**EXERCISE INSTRUCTIONS**.
Omitting the pictures, print every line below exactly as it stands.

**RECORDS**.
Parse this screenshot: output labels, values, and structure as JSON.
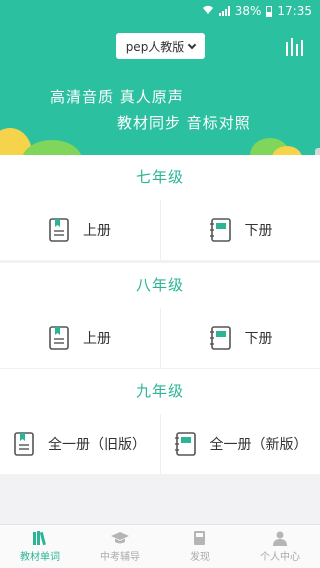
{
  "status_bar": {
    "battery": "38%",
    "time": "17:35"
  },
  "header": {
    "edition_label": "pep人教版",
    "slogan_line1": "高清音质 真人原声",
    "slogan_line2": "教材同步 音标对照"
  },
  "grades": [
    {
      "title": "七年级",
      "left_label": "上册",
      "right_label": "下册"
    },
    {
      "title": "八年级",
      "left_label": "上册",
      "right_label": "下册"
    },
    {
      "title": "九年级",
      "left_label": "全一册（旧版）",
      "right_label": "全一册（新版）"
    }
  ],
  "tabbar": {
    "tabs": [
      {
        "label": "教材单词",
        "icon": "books-icon",
        "active": true
      },
      {
        "label": "中考辅导",
        "icon": "graduation-cap-icon",
        "active": false
      },
      {
        "label": "发现",
        "icon": "discover-book-icon",
        "active": false
      },
      {
        "label": "个人中心",
        "icon": "user-icon",
        "active": false
      }
    ]
  },
  "colors": {
    "accent": "#2bc0a0",
    "accent_text": "#2bb596",
    "inactive": "#aaaaaa"
  }
}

**SOLUTION TO THIS EXERCISE**.
Parse this screenshot: output labels, values, and structure as JSON.
{
  "status_bar": {
    "battery": "38%",
    "time": "17:35"
  },
  "header": {
    "edition_label": "pep人教版",
    "slogan_line1": "高清音质 真人原声",
    "slogan_line2": "教材同步 音标对照"
  },
  "grades": [
    {
      "title": "七年级",
      "left_label": "上册",
      "right_label": "下册"
    },
    {
      "title": "八年级",
      "left_label": "上册",
      "right_label": "下册"
    },
    {
      "title": "九年级",
      "left_label": "全一册（旧版）",
      "right_label": "全一册（新版）"
    }
  ],
  "tabbar": {
    "tabs": [
      {
        "label": "教材单词",
        "icon": "books-icon",
        "active": true
      },
      {
        "label": "中考辅导",
        "icon": "graduation-cap-icon",
        "active": false
      },
      {
        "label": "发现",
        "icon": "discover-book-icon",
        "active": false
      },
      {
        "label": "个人中心",
        "icon": "user-icon",
        "active": false
      }
    ]
  },
  "colors": {
    "accent": "#2bc0a0",
    "accent_text": "#2bb596",
    "inactive": "#aaaaaa"
  }
}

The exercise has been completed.